Talking points: 

If you taught your kid not to take candy from strangers, you should also teach them not to accept free game tokens from people online. Many scammers offer freebies such as v-bucks, free skins, followers, and so on... remember there are no free gifts. If you are offered something for free, then most likely it is a scam.

Free V-Bucks Scam



Question #5: Do you know any kids who hacked other people?

Talking points: 

Some kids hack for fun, ego, money, boredom, or just to see how far they can go. Reinforce that hacking is illegal and although it may seem fun to some, the impact of getting caught or losing your identity can be a life-changing moment.


Question #6: Do you know of kids who have sent inappropriate pictures of themselves or others?

Talking points: 

Inform or remind the kids that sending or receiving inappropriate pictures is against the law. This is considered child pornography and even kids could end up registered as sex offenders.



Question #7: Do you chat with others while gaming? 

Talking points: 

You will be surprised but many apps have chat built into them,  even apps like Roblox or others that are very popular among younger kids.

Question #8: Do you know gamers who use cheats? Is that hacking?

Talking points: 

a) Sometimes cheats can come with extras, like viruses, and can be used to steal your information and or identity.
b) If the cheat provides a gamer with something that should normally be paid for, then it is unethical and possibly illegal.

Question #9: If you think you are being hacked or scammed should you report it? And to who?

Talking points: 

If you think you are being hacked or scammed you should notify your parent(s) or teacher immediately.

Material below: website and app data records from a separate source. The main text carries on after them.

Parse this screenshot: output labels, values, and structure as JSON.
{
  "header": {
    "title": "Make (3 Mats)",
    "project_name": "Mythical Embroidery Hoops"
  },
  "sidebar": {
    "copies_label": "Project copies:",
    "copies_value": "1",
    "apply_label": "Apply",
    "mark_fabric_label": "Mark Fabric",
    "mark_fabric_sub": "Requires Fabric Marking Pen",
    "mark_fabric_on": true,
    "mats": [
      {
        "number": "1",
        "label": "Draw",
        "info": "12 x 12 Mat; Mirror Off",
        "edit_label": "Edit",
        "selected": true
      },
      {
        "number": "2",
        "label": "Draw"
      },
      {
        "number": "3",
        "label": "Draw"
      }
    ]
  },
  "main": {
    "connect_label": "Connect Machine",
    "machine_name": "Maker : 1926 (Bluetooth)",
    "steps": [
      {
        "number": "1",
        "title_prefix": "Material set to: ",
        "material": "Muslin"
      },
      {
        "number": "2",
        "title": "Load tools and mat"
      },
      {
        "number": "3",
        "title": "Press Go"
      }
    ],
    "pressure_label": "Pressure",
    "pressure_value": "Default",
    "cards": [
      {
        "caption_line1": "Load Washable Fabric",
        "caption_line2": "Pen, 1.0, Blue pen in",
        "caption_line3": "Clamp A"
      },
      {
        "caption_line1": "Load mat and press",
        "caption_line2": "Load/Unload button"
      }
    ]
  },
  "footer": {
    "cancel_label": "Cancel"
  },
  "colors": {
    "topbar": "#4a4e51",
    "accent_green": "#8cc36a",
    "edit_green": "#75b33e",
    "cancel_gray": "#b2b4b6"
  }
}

Once a cyber criminal has access to your device it is easier for them to hack the school, home, or parent's work computer.